October 10th, 2017
“Social and biological sciences over the years have demonstrated the profound desire of individuals to connect with others and the array of skills people possess to discern emotions or intentions. But, in the presence of both will and skill, people often inaccurately perceive others’ emotions,” said author Michael Kraus, PhD, of Yale University. “Our research suggests that relying on a combination of vocal and facial cues, or solely facial cues, may not be the best strategy for accurately recognizing emotions or intentions of others.”
In the study, which was published in APA’s flagship journal, American Psychologist®, Kraus describes a series of five experiments involving more than 1,800 participants from the United States.

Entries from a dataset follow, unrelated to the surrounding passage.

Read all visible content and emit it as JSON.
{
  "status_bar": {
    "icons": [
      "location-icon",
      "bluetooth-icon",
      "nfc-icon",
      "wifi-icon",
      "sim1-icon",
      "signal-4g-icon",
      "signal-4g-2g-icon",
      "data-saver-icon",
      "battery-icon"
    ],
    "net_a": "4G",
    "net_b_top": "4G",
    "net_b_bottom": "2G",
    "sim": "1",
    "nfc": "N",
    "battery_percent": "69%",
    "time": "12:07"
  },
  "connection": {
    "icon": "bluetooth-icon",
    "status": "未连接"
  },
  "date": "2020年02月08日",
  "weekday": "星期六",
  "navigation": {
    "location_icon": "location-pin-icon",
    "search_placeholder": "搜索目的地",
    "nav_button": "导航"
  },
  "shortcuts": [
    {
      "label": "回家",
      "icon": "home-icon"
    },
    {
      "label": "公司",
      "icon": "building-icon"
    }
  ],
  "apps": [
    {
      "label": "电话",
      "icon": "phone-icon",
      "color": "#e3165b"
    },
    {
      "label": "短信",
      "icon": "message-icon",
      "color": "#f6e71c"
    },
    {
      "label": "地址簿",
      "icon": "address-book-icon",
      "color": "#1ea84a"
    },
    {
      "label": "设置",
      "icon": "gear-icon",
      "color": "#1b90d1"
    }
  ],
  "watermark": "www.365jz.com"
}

In each experiment, individuals were asked either to interact with another person or were presented with an interaction between two others. In some cases, participants were only able to listen and not look; in others, they were able to look but not listen; and some participants were allowed to both look and listen. In one case, participants listened to a computerized voice reading a transcript of an interaction — a condition without the usual emotional inflection of human communication.
APA – Recognising Emotions in Others: StudyShare This Post: